services before and after, as well as during the battle, was eminently useful. I desire to recommend him to you as a highly deserving officer. The artillery, as might have been expected, performed its part with great honor; guns were never better served, or under more trying circumstances. Exposed greatly to sharpshooters this force suffered correspondingly. Captain Hamilton (chief of artillery), badly wounded, refused to quit the field, and with admirable coolness and fortitude continued his duties, and I must place on record here that this officer, well known to us as on of the most deserving and valuable of our service, should, as a mere act of justice, be advanced to a brigadier-generalship. Captains Langdon and Elder also deserve the most decided appropriation. Lieutenants Myrick, Third Artillery, and McCrea, First Artillery, severely wounded, exhibited courage and devotion of the highest order. The officers of my staff performed their duties to my unqualified satisfaction. Lieutenant-Colonel Hall, provost-marshal-general of the department, was very efficient, and I am much intended to him and to Major Eddy, Forty-eighth New York, assistant inspector-general, for constant and valuable aid. Lieutenant Michie, U. S. Engineers, was always ready, always brave, always skillful. My personal aides, Lieutenant C. N. Jackson and Lieutenant Bradshaw, were conspicuously active, and both are to be commended for energy and courage. Captain Dana, of the Signal Corps, was of great assistance to me, and to Surgeon Major, for careful attention to his duties and medical director, on behalf of the wounded. I desire to express especial gratitude. To the reports of subordinate commanders, herewith inclosed, I must necessarily refer for mention of my other gallant officers whose conduct should not be overlooked or forgotten.

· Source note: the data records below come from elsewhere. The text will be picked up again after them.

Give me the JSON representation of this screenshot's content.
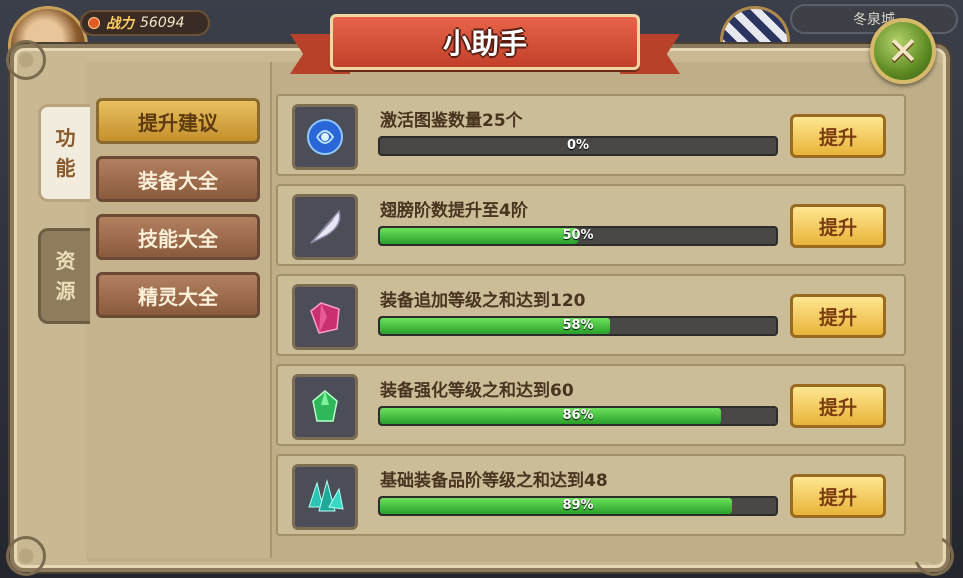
{
  "hud": {
    "power_label": "战力",
    "power_value": "56094",
    "city_label": "冬泉城"
  },
  "dialog": {
    "title": "小助手",
    "close_icon": "close-x-icon"
  },
  "side_tabs": [
    {
      "label_line1": "功",
      "label_line2": "能",
      "active": true
    },
    {
      "label_line1": "资",
      "label_line2": "源",
      "active": false
    }
  ],
  "menu": [
    {
      "label": "提升建议",
      "active": true
    },
    {
      "label": "装备大全",
      "active": false
    },
    {
      "label": "技能大全",
      "active": false
    },
    {
      "label": "精灵大全",
      "active": false
    }
  ],
  "items": [
    {
      "icon": "blue-crystal-orb-icon",
      "text": "激活图鉴数量25个",
      "progress_text": "0%",
      "progress": 0,
      "button": "提升"
    },
    {
      "icon": "white-feather-icon",
      "text": "翅膀阶数提升至4阶",
      "progress_text": "50%",
      "progress": 50,
      "button": "提升"
    },
    {
      "icon": "pink-crystal-icon",
      "text": "装备追加等级之和达到120",
      "progress_text": "58%",
      "progress": 58,
      "button": "提升"
    },
    {
      "icon": "green-gem-icon",
      "text": "装备强化等级之和达到60",
      "progress_text": "86%",
      "progress": 86,
      "button": "提升"
    },
    {
      "icon": "teal-crystal-cluster-icon",
      "text": "基础装备品阶等级之和达到48",
      "progress_text": "89%",
      "progress": 89,
      "button": "提升"
    }
  ],
  "colors": {
    "progress_fill": "#27a02a",
    "title_banner": "#c2402a",
    "frame": "#c9b892"
  }
}
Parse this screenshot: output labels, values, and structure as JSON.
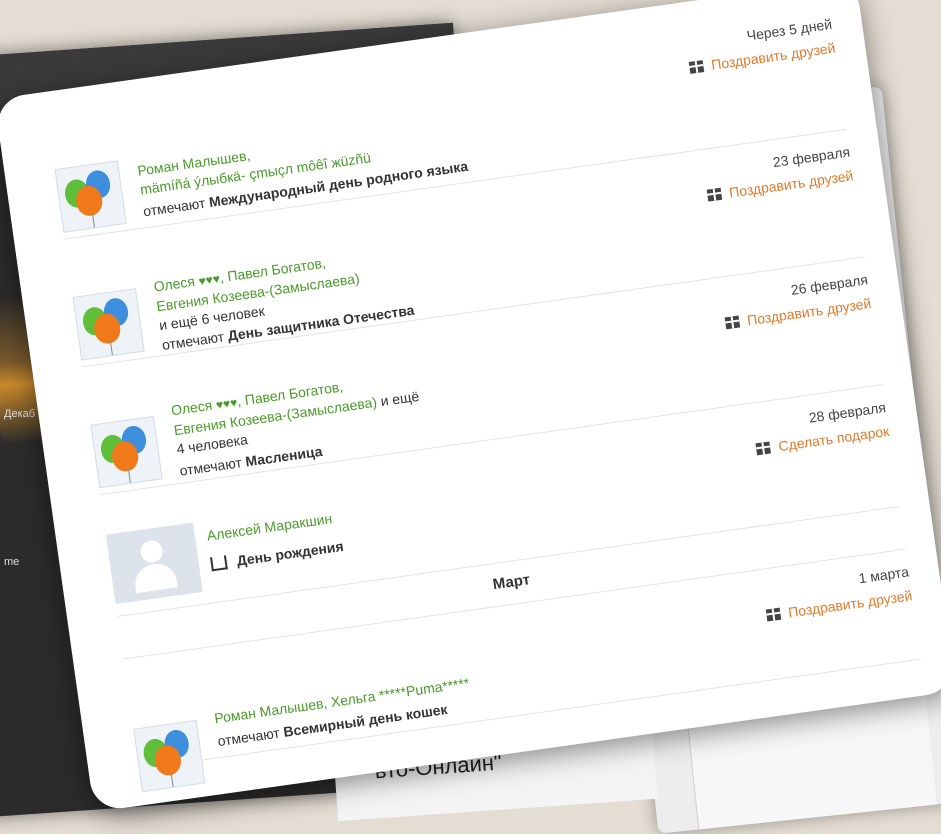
{
  "background": {
    "left_label": "Декаб",
    "left_label2": "me",
    "bottom_text": "вто-Онлайн\""
  },
  "events": [
    {
      "date": "Через 5 дней",
      "action": "Поздравить друзей",
      "names": "Роман Малышев,",
      "names2": "mämíñá ýлыбкä- çmыçл môêî жüzñü",
      "verb": "отмечают",
      "holiday": "Международный день родного языка"
    },
    {
      "date": "23 февраля",
      "action": "Поздравить друзей",
      "name_a": "Олеся",
      "hearts": "♥♥♥",
      "name_b": ", Павел Богатов,",
      "name_c": "Евгения Козеева-(Замыслаева)",
      "more": "и ещё 6 человек",
      "verb": "отмечают",
      "holiday": "День защитника Отечества"
    },
    {
      "date": "26 февраля",
      "action": "Поздравить друзей",
      "name_a": "Олеся",
      "hearts": "♥♥♥",
      "name_b": ", Павел Богатов,",
      "name_c": "Евгения Козеева-(Замыслаева)",
      "more_a": " и ещё",
      "more_b": "4 человека",
      "verb": "отмечают",
      "holiday": "Масленица"
    },
    {
      "date": "28 февраля",
      "action": "Сделать подарок",
      "name": "Алексей Маракшин",
      "holiday": "День рождения"
    }
  ],
  "month_header": "Март",
  "last_event": {
    "date": "1 марта",
    "action": "Поздравить друзей",
    "names": "Роман Малышев, Хельга *****Puma*****",
    "verb": "отмечают",
    "holiday": "Всемирный день кошек"
  },
  "icons": [
    "gift-icon",
    "cake-icon",
    "balloons-icon",
    "default-avatar-icon"
  ]
}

The colored troops behaved creditably-the Fifty-fourth Massachusetts and First North Carolina like veterans. It was not in their conduct that can be found the chief cause of failure, but in the unanticipated yielding of a white regiment from which there was every reason to expect noble service, and at a moment when everything depended upon its firmness. The misfortune arose, doubtless, from this regiment having lately been filled with conscripts and substitutes of a very inferior class. The issue, so finely drawn that the battle was nearly equal to its very close, the enemy's losses as heavy as my own, ground firmly held to the last, the admirable temper of the command all indicate that but for the disparity arising from the causes indicated, this might fairly have been a victory.
Respectfully, general, your most obedient servant,
Brigadier-General, U. S. Volunteers, Commanding.
Brigadier General J. W. TURNER,
Chief of Staff.
HEADQUARTERS DEPARTMENT OF SOUTH CAROLINA,
Hilton Head, S. C., November 1, 1865.
In the foregoing report of Brigadier-General Seymour he says he moved forward on February 20-
With the intention of advancing on Lake City, and, if successful, of destroying the railroad communication between East and West Florida at the Suwannee River, such being the general plan of operations upon which the occupation and control of East Florida had been founded.